WORK TASK: Every line of the entries below that carries the string "Reportes" should be copied.

DATA FOR PROCESSING:
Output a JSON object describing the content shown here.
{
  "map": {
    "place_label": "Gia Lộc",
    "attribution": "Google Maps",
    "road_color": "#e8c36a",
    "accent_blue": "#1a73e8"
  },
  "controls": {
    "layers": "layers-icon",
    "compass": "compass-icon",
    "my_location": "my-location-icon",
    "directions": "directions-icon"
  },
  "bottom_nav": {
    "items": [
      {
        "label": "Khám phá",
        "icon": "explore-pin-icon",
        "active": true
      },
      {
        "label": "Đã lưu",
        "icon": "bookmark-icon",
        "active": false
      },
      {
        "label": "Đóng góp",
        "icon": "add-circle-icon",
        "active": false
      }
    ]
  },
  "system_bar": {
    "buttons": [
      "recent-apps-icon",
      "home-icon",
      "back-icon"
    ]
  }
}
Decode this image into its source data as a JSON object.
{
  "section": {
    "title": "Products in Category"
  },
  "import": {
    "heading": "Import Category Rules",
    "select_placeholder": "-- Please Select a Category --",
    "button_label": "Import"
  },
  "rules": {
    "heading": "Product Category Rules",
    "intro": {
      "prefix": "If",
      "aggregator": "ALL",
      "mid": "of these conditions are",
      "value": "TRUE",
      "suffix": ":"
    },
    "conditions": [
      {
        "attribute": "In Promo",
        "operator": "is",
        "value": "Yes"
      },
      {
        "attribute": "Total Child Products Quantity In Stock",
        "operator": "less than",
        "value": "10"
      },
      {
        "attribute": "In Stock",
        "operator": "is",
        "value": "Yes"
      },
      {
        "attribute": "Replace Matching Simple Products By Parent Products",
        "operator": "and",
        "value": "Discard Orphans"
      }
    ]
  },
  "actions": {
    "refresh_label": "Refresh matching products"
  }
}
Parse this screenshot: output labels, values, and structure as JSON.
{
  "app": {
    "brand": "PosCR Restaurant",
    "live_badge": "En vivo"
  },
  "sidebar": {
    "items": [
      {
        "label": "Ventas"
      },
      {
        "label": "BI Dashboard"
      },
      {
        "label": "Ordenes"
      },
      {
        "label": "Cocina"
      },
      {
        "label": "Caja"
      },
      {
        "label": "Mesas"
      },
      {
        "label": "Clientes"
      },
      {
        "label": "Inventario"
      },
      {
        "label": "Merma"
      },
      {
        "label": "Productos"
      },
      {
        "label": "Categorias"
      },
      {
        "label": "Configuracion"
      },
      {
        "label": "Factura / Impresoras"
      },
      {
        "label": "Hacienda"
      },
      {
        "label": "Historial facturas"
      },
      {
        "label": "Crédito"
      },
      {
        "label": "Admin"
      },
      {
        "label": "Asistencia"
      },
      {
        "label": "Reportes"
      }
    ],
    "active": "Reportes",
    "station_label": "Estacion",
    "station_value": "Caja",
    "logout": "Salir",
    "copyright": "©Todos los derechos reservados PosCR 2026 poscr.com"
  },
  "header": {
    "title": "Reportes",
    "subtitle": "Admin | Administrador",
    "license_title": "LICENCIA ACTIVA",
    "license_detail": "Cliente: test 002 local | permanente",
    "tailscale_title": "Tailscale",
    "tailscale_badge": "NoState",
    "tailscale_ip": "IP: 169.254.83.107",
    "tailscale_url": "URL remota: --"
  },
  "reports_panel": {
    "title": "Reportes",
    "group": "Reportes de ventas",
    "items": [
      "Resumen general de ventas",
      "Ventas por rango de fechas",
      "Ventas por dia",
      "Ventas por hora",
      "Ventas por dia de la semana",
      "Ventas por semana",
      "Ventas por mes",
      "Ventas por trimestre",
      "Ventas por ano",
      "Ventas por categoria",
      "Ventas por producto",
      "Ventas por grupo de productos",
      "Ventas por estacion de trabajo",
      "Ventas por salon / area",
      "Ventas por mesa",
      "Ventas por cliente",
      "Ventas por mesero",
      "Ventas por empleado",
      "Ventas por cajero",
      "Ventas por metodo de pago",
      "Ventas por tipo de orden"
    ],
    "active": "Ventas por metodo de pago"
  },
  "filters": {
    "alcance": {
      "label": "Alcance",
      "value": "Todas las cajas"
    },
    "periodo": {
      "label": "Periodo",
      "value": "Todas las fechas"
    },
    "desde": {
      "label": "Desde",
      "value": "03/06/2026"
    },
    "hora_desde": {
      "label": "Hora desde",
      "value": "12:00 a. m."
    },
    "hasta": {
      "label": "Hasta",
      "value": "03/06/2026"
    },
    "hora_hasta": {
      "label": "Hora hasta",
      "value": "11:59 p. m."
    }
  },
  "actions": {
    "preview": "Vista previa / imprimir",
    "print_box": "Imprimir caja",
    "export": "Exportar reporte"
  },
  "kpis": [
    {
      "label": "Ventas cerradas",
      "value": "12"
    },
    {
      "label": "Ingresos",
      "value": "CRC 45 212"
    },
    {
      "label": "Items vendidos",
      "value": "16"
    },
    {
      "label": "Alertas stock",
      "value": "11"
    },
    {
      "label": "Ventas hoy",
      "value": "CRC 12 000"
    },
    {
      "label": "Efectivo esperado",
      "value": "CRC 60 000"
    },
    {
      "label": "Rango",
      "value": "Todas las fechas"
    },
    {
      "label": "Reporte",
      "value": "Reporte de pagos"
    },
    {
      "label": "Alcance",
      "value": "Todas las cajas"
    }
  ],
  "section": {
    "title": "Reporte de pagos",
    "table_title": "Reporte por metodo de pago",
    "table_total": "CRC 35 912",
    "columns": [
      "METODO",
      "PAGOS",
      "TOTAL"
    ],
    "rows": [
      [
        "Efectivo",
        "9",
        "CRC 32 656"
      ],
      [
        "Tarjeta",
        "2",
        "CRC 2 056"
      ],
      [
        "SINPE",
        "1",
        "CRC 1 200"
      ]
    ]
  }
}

ANSWER SECTION:
        "label": "Reportes"
    "active": "Reportes",
    "title": "Reportes",
    "title": "Reportes",
    "group": "Reportes de ventas",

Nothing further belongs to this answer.